Under the Canadian Food Inspection Agency’s (CFIA’s) Health of Animals Regulations (Part XII), Canada’s livestock industry will see changes to its Transportation of Animals requirements.
The new regulations will be phased in and are more detailed with respect to animal needs and specify intervals for transporters to provide food, water and rest.
The most notable change for the pork industry is a 28-hour limitation on the time swine can be without food, water and rest during shipping. The previous limitation was 36 hours. There have also been some wording changes to the definition of a compromised animal.
Ontario’s pork producers and industry partners take the safety of pigs during transportation very seriously.
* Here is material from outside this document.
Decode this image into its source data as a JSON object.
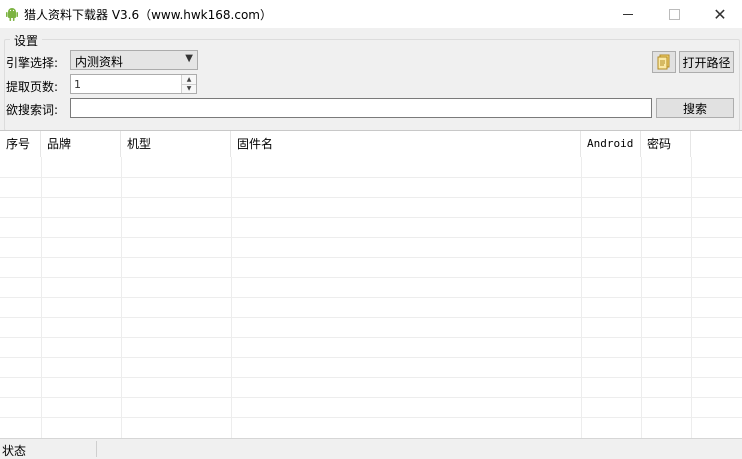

Ontario Pork is pleased to see that the amended regulations have been released.
The overall impact of the changes will be minimal for most Ontario producers, but we will need time to better understand the potential implications for producers shipping hogs outside of the province.
Much of what we do in our barns and during transport is determined by the high standards set by our industry’s Pig Code of Practice which is developed in partnership with veterinarians, scientists and Humane Societies, based on the best available science.
Producers are committed to continuous improvement in animal care and handling practices.
Ontario Pork works closely with producers, processors, transporters, researchers and agricultural groups to support best practice in transportation, including research into new approaches to livestock transport.
- The new Record of Livestock Movement form must accompany every load
- This new form replaces current producer receipts/Ontario Pork hog manifests
- This form does NOT replace the Annex 4 form. Annex 4 racto forms still need to accompany every load
- Transporters will be sent the new forms and provide them to producers
- Producers must note the date and time animals go off feed and water (28 hour maximum)
- Condition of animals must be recorded and signed-off by both the producer and transporter when transferring custody of animals
Last updated February 20, 2020